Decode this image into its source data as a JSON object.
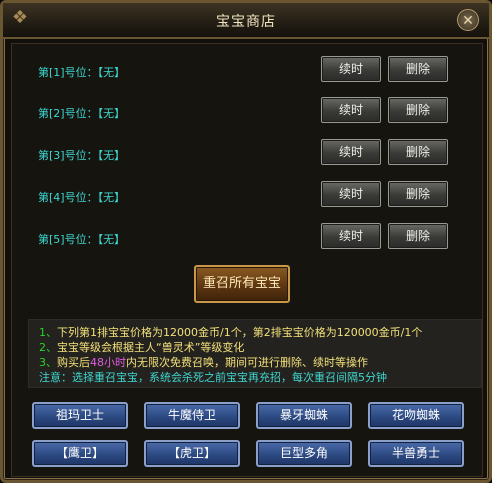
{
  "window": {
    "title": "宝宝商店"
  },
  "slots": [
    {
      "label": "第[1]号位：【无】",
      "renew": "续时",
      "delete": "删除"
    },
    {
      "label": "第[2]号位：【无】",
      "renew": "续时",
      "delete": "删除"
    },
    {
      "label": "第[3]号位：【无】",
      "renew": "续时",
      "delete": "删除"
    },
    {
      "label": "第[4]号位：【无】",
      "renew": "续时",
      "delete": "删除"
    },
    {
      "label": "第[5]号位：【无】",
      "renew": "续时",
      "delete": "删除"
    }
  ],
  "summon_all": "重召所有宝宝",
  "info": {
    "line1_num": "1、",
    "line1_text": "下列第1排宝宝价格为12000金币/1个，第2排宝宝价格为120000金币/1个",
    "line2_num": "2、",
    "line2_text": "宝宝等级会根据主人“兽灵术”等级变化",
    "line3_num": "3、",
    "line3_pre": "购买后",
    "line3_hl": "48小时",
    "line3_post": "内无限次免费召唤，期间可进行删除、续时等操作",
    "note": "注意：选择重召宝宝，系统会杀死之前宝宝再充招，每次重召间隔5分钟"
  },
  "pets": [
    [
      "祖玛卫士",
      "牛魔侍卫",
      "暴牙蜘蛛",
      "花吻蜘蛛"
    ],
    [
      "【鹰卫】",
      "【虎卫】",
      "巨型多角",
      "半兽勇士"
    ]
  ],
  "colors": {
    "accent_cyan": "#3fd7d0",
    "highlight_pink": "#e05ae0",
    "info_yellow": "#f3e07a",
    "info_green": "#28d428"
  }
}
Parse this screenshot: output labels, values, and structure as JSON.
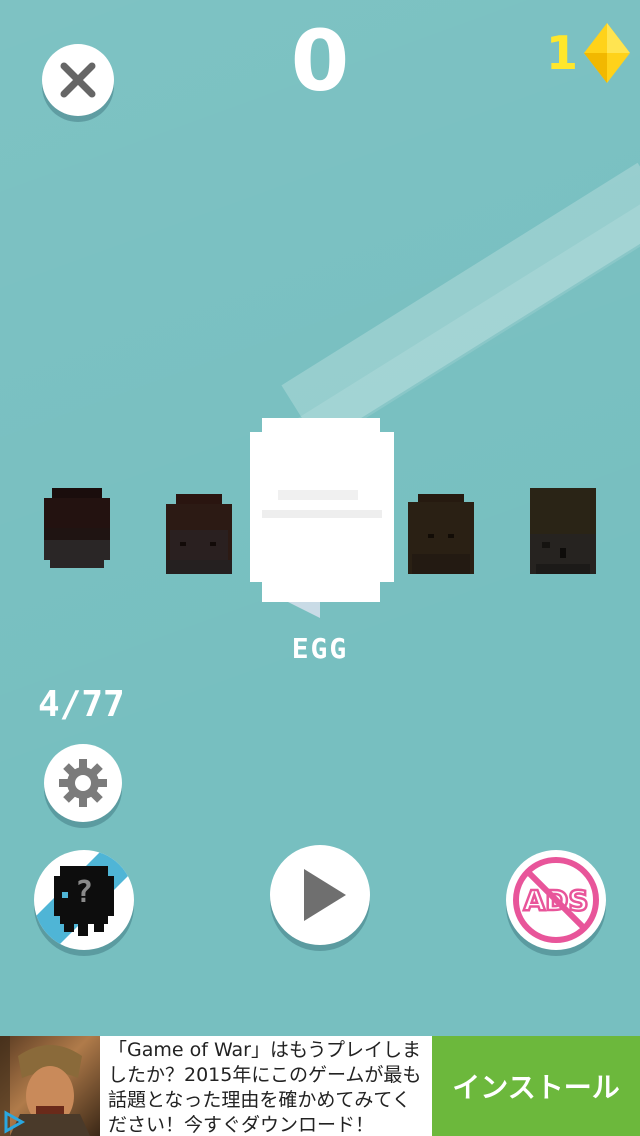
{
  "hud": {
    "score": "0",
    "gem_count": "1"
  },
  "carousel": {
    "selected_character": "EGG",
    "progress": "4/77"
  },
  "ad": {
    "text": "「Game of War」はもうプレイしましたか？2015年にこのゲームが最も話題となった理由を確かめてみてください！今すぐダウンロード！",
    "install_label": "インストール"
  },
  "colors": {
    "background": "#77bfc0",
    "gem": "#ffd21a",
    "gem_count": "#ffe72b",
    "no_ads": "#e8559a",
    "install": "#6cb83c"
  },
  "icons": [
    "close-icon",
    "diamond-icon",
    "gear-icon",
    "mystery-character-icon",
    "play-icon",
    "no-ads-icon",
    "ad-info-icon"
  ]
}
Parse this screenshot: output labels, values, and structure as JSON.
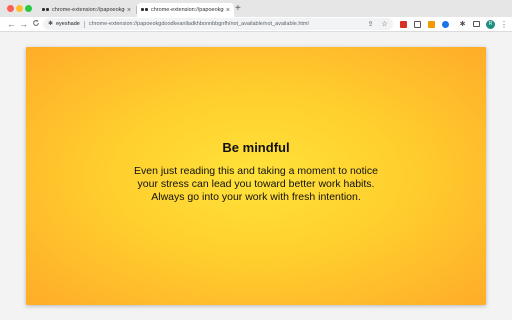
{
  "browser": {
    "tabs": [
      {
        "title": "chrome-extension://papoeokgdoodkeanila",
        "close": "×"
      },
      {
        "title": "chrome-extension://papoeokgdoodkeanila",
        "close": "×"
      }
    ],
    "new_tab": "+",
    "nav": {
      "back": "←",
      "forward": "→",
      "reload": "C"
    },
    "omnibox": {
      "origin": "eyeshade",
      "url": "chrome-extension://papoeokgdoodkeanlladkhbonnbbgnfh/not_available/not_available.html"
    },
    "toolbar_icons": {
      "share": "⇪",
      "star": "☆",
      "puzzle": "✱",
      "menu": "⋮"
    },
    "avatar_letter": "R",
    "colors": {
      "card_center": "#ffe23a",
      "card_edge": "#ffad28",
      "avatar": "#1e8e7e"
    }
  },
  "page": {
    "title": "Be mindful",
    "message": "Even just reading this and taking a moment to notice your stress can lead you toward better work habits. Always go into your work with fresh intention."
  }
}
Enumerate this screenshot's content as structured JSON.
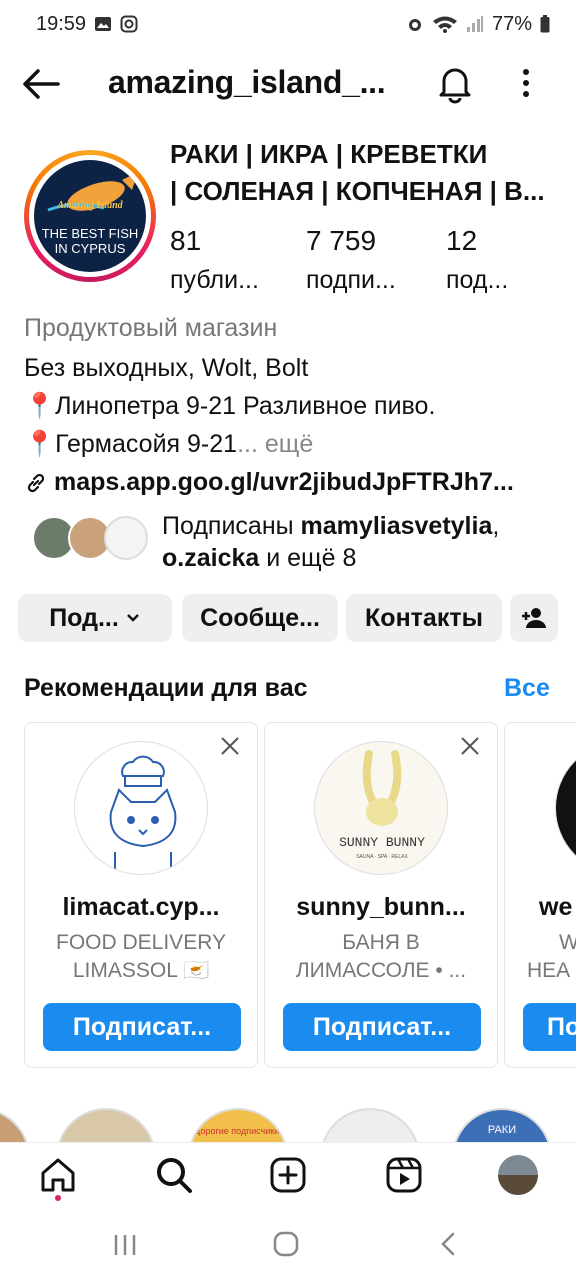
{
  "status": {
    "time": "19:59",
    "battery": "77%"
  },
  "header": {
    "username": "amazing_island_..."
  },
  "profile": {
    "name_line1": "РАКИ | ИКРА | КРЕВЕТКИ",
    "name_line2": "| СОЛЕНАЯ |  КОПЧЕНАЯ | В...",
    "avatar_text_line1": "THE BEST FISH",
    "avatar_text_line2": "IN CYPRUS",
    "avatar_brand": "Amazing Island",
    "stats": [
      {
        "num": "81",
        "label": "публи..."
      },
      {
        "num": "7 759",
        "label": "подпи..."
      },
      {
        "num": "12",
        "label": "под..."
      }
    ],
    "category": "Продуктовый магазин",
    "bio_line1": "Без выходных, Wolt, Bolt",
    "bio_line2": "📍Линопетра 9-21 Разливное пиво.",
    "bio_line3": "📍Гермасойя 9-21",
    "bio_more": "... ещё",
    "link": "maps.app.goo.gl/uvr2jibudJpFTRJh7...",
    "followed_prefix": "Подписаны ",
    "followed_user1": "mamyliasvetylia",
    "followed_comma": ",",
    "followed_user2": "o.zaicka",
    "followed_suffix": " и ещё 8"
  },
  "buttons": {
    "follow": "Под...",
    "message": "Сообще...",
    "contacts": "Контакты"
  },
  "recommendations": {
    "title": "Рекомендации для вас",
    "see_all": "Все",
    "cards": [
      {
        "name": "limacat.cyp...",
        "sub1": "FOOD DELIVERY",
        "sub2": "LIMASSOL 🇨🇾",
        "button": "Подписат..."
      },
      {
        "name": "sunny_bunn...",
        "sub1": "БАНЯ В",
        "sub2": "ЛИМАССОЛЕ • ...",
        "button": "Подписат...",
        "logo_text": "SUNNY BUNNY",
        "logo_sub": "SAUNA · SPA · RELAX"
      },
      {
        "name": "we",
        "sub1": "W",
        "sub2": "HEA",
        "button": "По"
      }
    ]
  },
  "highlights": {
    "item3": "Дорогие подписчики!",
    "item5": "РАКИ"
  },
  "colors": {
    "accent": "#1a8cf0",
    "button_bg": "#efefef"
  }
}
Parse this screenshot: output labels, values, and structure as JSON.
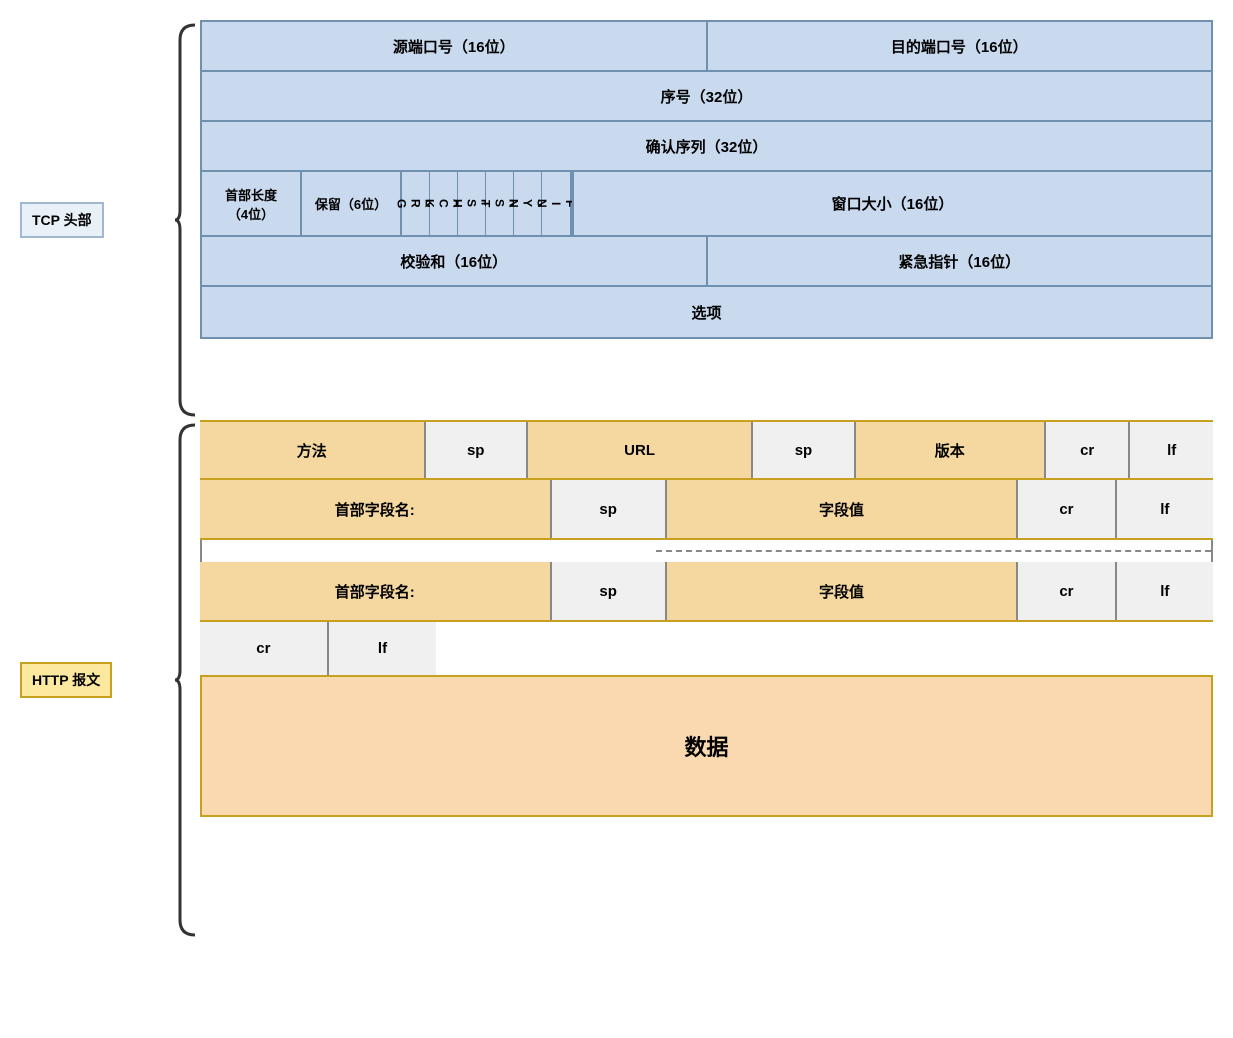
{
  "tcp_label": "TCP 头部",
  "http_label": "HTTP 报文",
  "tcp": {
    "row1": {
      "left": "源端口号（16位）",
      "right": "目的端口号（16位）"
    },
    "row2": "序号（32位）",
    "row3": "确认序列（32位）",
    "row4": {
      "header_len": "首部长度\n（4位）",
      "reserved": "保留（6位）",
      "flags": [
        "U\nR\nG",
        "A\nC\nK",
        "P\nS\nH",
        "R\nS\nT",
        "S\nY\nN",
        "F\nI\nN"
      ],
      "window": "窗口大小（16位）"
    },
    "row5": {
      "left": "校验和（16位）",
      "right": "紧急指针（16位）"
    },
    "row6": "选项"
  },
  "http": {
    "row1": {
      "cells": [
        {
          "text": "方法",
          "type": "orange"
        },
        {
          "text": "sp",
          "type": "white"
        },
        {
          "text": "URL",
          "type": "orange"
        },
        {
          "text": "sp",
          "type": "white"
        },
        {
          "text": "版本",
          "type": "orange"
        },
        {
          "text": "cr",
          "type": "white"
        },
        {
          "text": "lf",
          "type": "white"
        }
      ]
    },
    "row2": {
      "cells": [
        {
          "text": "首部字段名:",
          "type": "orange"
        },
        {
          "text": "sp",
          "type": "white"
        },
        {
          "text": "字段值",
          "type": "orange"
        },
        {
          "text": "cr",
          "type": "white"
        },
        {
          "text": "lf",
          "type": "white"
        }
      ]
    },
    "dotted": true,
    "row3": {
      "cells": [
        {
          "text": "首部字段名:",
          "type": "orange"
        },
        {
          "text": "sp",
          "type": "white"
        },
        {
          "text": "字段值",
          "type": "orange"
        },
        {
          "text": "cr",
          "type": "white"
        },
        {
          "text": "lf",
          "type": "white"
        }
      ]
    },
    "row4": {
      "cells": [
        {
          "text": "cr",
          "type": "white"
        },
        {
          "text": "lf",
          "type": "white"
        }
      ]
    },
    "data_row": "数据"
  }
}
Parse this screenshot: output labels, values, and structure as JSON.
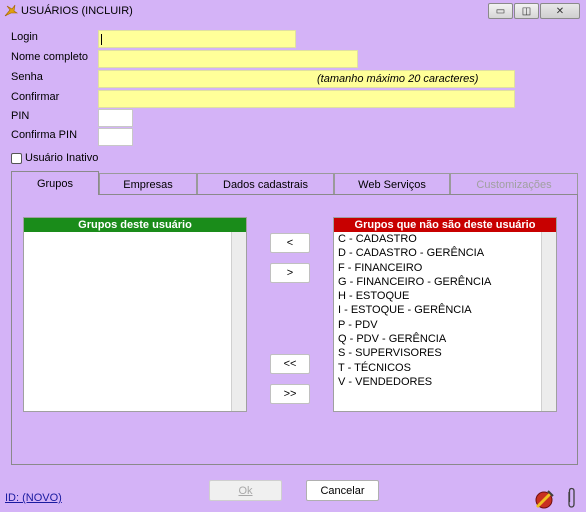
{
  "window": {
    "title": "USUÁRIOS (INCLUIR)",
    "icon": "app-wing-icon",
    "buttons": {
      "minimize": "▭",
      "restore": "◫",
      "close": "✕"
    }
  },
  "form": {
    "login_label": "Login",
    "login_value": "",
    "fullname_label": "Nome completo",
    "fullname_value": "",
    "password_label": "Senha",
    "password_hint": "(tamanho máximo 20 caracteres)",
    "confirm_label": "Confirmar",
    "pin_label": "PIN",
    "confirm_pin_label": "Confirma PIN",
    "inactive_label": "Usuário Inativo",
    "inactive_checked": false
  },
  "tabs": [
    {
      "label": "Grupos",
      "active": true,
      "enabled": true
    },
    {
      "label": "Empresas",
      "active": false,
      "enabled": true
    },
    {
      "label": "Dados cadastrais",
      "active": false,
      "enabled": true
    },
    {
      "label": "Web Serviços",
      "active": false,
      "enabled": true
    },
    {
      "label": "Customizações",
      "active": false,
      "enabled": false
    }
  ],
  "groups": {
    "member_title": "Grupos deste usuário",
    "member_color": "#1a8c1a",
    "member_items": [],
    "nonmember_title": "Grupos que não são deste usuário",
    "nonmember_color": "#c80000",
    "nonmember_items": [
      "C - CADASTRO",
      "D - CADASTRO - GERÊNCIA",
      "F - FINANCEIRO",
      "G - FINANCEIRO - GERÊNCIA",
      "H - ESTOQUE",
      "I - ESTOQUE - GERÊNCIA",
      "P - PDV",
      "Q - PDV - GERÊNCIA",
      "S - SUPERVISORES",
      "T - TÉCNICOS",
      "V - VENDEDORES"
    ],
    "move_left": "<",
    "move_right": ">",
    "move_all_left": "<<",
    "move_all_right": ">>"
  },
  "footer": {
    "ok_label": "Ok",
    "cancel_label": "Cancelar",
    "id_text": "ID: (NOVO)"
  }
}
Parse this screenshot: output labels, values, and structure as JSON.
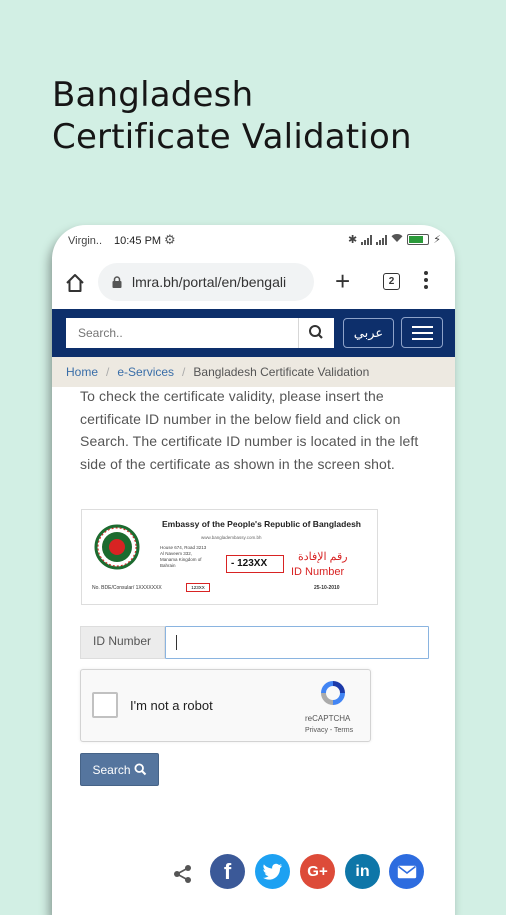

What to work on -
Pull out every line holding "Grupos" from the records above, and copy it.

Task result -
      "label": "Grupos",
    "member_title": "Grupos deste usuário",
    "nonmember_title": "Grupos que não são deste usuário",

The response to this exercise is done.